It can be useful, especially with regards to the PAR. Since Frame Size is the same for NTSC 4: 3 & 16:9, except for the PAR to display "regular," or WideScreen.
Good luck, and do check out how well your machine handles the Menuing functions. That is where many DVR's and VHS to DVD, plus much software deviates from the DVD-specs. Because the first .VOB contains Menus, as well as the first part of the MPEG-2 stream, it is usually where problems will arise. This is covered in that article. With programs, such as Adobe Encore, the DVD's first .VOB WILL be 100% DVD-compliant.
Oops! My bad. In my hurry to get to an event, I did NOT attach the link to the ARTICLE. Here is it in proper form. Sorry about that, as the link should have been in my previous post. This should be what I had intended.
I did not mean to temp you, and then deny you the link - mea culpa, mea culpa,
Thank you Bill. I have right clicked on the clip in the project panel - taken a guess adn changed the screen size. Don't totally understand what I have done - but it works! Many thanks.

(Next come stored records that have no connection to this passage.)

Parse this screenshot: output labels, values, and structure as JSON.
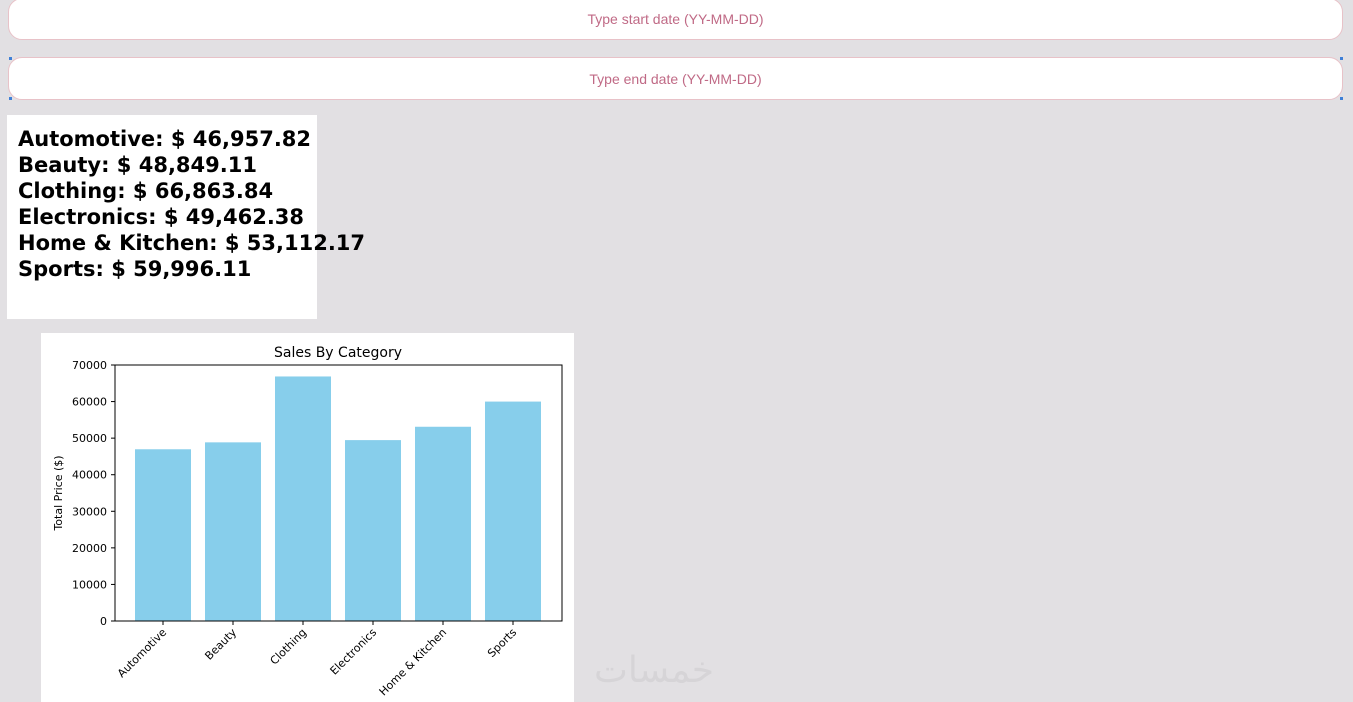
{
  "filters": {
    "start_placeholder": "Type start date (YY-MM-DD)",
    "end_placeholder": "Type end date (YY-MM-DD)"
  },
  "totals": [
    "Automotive: $ 46,957.82",
    "Beauty: $ 48,849.11",
    "Clothing: $ 66,863.84",
    "Electronics: $ 49,462.38",
    "Home & Kitchen: $ 53,112.17",
    "Sports: $ 59,996.11"
  ],
  "watermark": "خمسات",
  "colors": {
    "background": "#e2e0e3",
    "input_border": "#e8c2c8",
    "placeholder_text": "#c06a86",
    "bar_fill": "#87ceeb"
  },
  "chart_data": {
    "type": "bar",
    "title": "Sales By Category",
    "xlabel": "",
    "ylabel": "Total Price ($)",
    "categories": [
      "Automotive",
      "Beauty",
      "Clothing",
      "Electronics",
      "Home & Kitchen",
      "Sports"
    ],
    "values": [
      46957.82,
      48849.11,
      66863.84,
      49462.38,
      53112.17,
      59996.11
    ],
    "ylim": [
      0,
      70000
    ],
    "yticks": [
      0,
      10000,
      20000,
      30000,
      40000,
      50000,
      60000,
      70000
    ],
    "grid": false
  }
}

As a by the way - the TV clip I am editing is of a friend of mine who donated blood (only 5 in donors in NZ with this type) to save a baby in the womb. The baby is now born and what a very satisfying donation. My freind will also appreciate your help.
Glad that it worked, and sorry that I did not get that link attached. I am not good at multi-tasking, and it shows.
In your case, your material is PAL, and not the NTSC that I was talking about, but you found the proper settings for it. It was not until I had posted, that I realized the PAL aspect. Still, it's about the proper PAR, regardless. Though Frame Sizes and the individual PAR's are different, the concept is the same, NTSC, or PAL.
Good luck, and thanks for reporting success.